The Anita Borg Technical Leadership Award is given to a woman who has inspired the women’s technology community through outstanding technological and social contributions. This year’s winner, AT&T Fellow Elaine Weyuker, has had a career of firsts: She was the first woman to receive a doctorate in computer science from Rutgers University; the first female faculty member at the Courant Institute of Mathematical Sciences at NYU; and is the only female AT&T Fellow. A leader in the software-engineering research community, Weyuker specializes in software testing, reliability assessment, metrics and measurement, and empirical studies; and is a fellow of both ACM and IEEE. The Anita Borg Technical Leadership Award is underwritten by Cisco.
In her acceptance speech for the award, Weyuker said that she was especially thrilled to win this award, be-cause it was presented at the Grace Hopper Conference and was named for Anita Borg. Elaine Weyuker identified herself as the “missing link” between the two because she was a student of Professor Hopper’s at the University of Pennsylvania, and a professor of Anita’s at NYU. But mostly, it was because “Anita was my friend. She was one of the very first people I met when I arrived at NYU as a brand new PhD and faculty member. We were the same age and shared many interests. Both of us loved hiking, kayaking and especially swimming and we began to go swimming regularly at university’s pool. When it closed for renovation, we started going to a nearby NYC public pool. We would go regularly when we needed a break, usually early afternoon when it was almost empty. We would go, swim a couple of miles of laps and walk back ready to tackle anything. One day we went later than usual. The women’s locker room was empty as usual, but when we got to the pool, it was packed with pre-teen and teen aged boys, all being… boys. We thought we could just swim laps along the edge and avoid them, but shortly after starting, a boy yelled “Hey, look at those ladies. Let’s get them.” All of a sudden a large pack of boys descended on us splashing furiously. Anita and I looked at each other and simultaneously grabbed onto the wall, and started kicking our feet and splashing just as furiously. The leader was shocked. We were fighting back and he hadn’t expected that. He screamed out: “let’s leave them alone” and they moved away so we could continue our laps.

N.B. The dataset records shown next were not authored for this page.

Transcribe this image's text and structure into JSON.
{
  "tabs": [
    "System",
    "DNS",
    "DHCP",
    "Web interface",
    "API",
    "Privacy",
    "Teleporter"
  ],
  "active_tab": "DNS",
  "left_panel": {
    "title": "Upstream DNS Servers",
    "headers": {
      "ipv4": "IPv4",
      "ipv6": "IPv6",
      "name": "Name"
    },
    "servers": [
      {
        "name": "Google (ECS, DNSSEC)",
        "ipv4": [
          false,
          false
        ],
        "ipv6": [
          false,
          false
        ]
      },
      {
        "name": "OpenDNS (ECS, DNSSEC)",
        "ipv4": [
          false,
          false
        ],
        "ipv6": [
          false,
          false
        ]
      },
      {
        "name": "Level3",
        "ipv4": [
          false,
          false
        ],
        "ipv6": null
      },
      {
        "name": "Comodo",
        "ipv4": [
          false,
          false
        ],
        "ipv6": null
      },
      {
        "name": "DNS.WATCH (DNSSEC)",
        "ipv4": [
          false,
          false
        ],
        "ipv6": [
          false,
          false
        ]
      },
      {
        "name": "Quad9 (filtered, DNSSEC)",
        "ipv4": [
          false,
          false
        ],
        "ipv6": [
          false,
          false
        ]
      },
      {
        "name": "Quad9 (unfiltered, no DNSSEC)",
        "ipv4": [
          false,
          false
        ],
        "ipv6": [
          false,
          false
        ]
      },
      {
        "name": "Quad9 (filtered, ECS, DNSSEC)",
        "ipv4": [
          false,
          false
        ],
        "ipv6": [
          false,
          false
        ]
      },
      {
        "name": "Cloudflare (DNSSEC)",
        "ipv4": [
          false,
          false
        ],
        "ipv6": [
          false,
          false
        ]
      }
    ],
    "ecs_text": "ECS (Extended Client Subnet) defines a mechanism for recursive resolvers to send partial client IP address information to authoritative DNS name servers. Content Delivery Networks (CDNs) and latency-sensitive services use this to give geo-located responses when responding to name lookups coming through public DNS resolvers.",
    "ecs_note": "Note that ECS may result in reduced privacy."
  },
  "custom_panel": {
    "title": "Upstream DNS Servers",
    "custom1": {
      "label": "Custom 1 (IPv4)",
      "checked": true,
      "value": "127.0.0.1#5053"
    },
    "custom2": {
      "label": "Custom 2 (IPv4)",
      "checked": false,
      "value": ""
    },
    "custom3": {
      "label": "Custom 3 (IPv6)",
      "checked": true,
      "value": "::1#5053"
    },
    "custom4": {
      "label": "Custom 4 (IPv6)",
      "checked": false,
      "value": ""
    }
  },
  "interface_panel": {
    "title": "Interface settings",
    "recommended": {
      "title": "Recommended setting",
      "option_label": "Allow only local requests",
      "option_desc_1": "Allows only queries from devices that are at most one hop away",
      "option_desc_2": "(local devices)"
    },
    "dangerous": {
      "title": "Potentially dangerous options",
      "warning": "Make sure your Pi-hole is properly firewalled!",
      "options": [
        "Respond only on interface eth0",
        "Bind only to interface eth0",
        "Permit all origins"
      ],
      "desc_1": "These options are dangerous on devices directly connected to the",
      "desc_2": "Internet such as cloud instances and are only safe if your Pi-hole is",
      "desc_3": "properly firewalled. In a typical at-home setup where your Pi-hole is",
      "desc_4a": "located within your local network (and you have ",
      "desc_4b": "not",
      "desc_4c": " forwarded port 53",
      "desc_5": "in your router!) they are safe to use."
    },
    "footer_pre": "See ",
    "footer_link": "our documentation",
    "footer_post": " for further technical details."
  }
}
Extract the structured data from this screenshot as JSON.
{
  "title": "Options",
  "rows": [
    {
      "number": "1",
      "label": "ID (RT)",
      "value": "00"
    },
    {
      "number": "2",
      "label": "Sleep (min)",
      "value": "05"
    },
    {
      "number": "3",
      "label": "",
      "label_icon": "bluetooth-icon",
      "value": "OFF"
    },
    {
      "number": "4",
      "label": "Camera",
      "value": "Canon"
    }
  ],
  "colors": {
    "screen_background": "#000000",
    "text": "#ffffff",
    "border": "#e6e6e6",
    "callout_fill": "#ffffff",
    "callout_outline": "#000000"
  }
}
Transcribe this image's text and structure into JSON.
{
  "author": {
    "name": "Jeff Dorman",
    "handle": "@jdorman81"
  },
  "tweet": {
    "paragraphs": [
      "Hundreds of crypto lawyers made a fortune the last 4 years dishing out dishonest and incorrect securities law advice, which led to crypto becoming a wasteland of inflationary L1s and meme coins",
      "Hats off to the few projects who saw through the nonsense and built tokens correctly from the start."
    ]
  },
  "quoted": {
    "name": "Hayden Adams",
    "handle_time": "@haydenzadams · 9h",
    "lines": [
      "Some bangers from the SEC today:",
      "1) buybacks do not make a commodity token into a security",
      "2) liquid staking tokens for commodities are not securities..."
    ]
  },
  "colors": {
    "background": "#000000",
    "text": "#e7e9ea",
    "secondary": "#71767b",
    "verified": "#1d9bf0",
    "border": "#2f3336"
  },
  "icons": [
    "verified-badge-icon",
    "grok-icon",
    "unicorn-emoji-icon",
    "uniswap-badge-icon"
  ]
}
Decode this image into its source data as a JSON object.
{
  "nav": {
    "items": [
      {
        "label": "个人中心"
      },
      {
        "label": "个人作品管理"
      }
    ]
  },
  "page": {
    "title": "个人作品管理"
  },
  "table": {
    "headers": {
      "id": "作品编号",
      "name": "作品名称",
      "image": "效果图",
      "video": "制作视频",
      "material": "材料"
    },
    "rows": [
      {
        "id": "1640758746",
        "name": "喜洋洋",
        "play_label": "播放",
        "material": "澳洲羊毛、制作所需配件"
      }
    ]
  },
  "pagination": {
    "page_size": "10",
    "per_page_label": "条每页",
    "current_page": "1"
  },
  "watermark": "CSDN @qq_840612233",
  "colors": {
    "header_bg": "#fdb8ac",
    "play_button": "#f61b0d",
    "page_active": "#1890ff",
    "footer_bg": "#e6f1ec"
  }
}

There is a moral here—one that both Anita and I understood and one that is a very valuable. Do not let the bullies get you. Throughout your career there will be people who try to tell you that your work is no good and who try to tear you down to build themselves up. This is not the same as constructive criticism which can be very helpful. Learn the difference and most importantly have the courage of your convictions. Anita did, and I always try to also.”
Elaine Weyuker was a member of the CRA-W Board 1991-1994.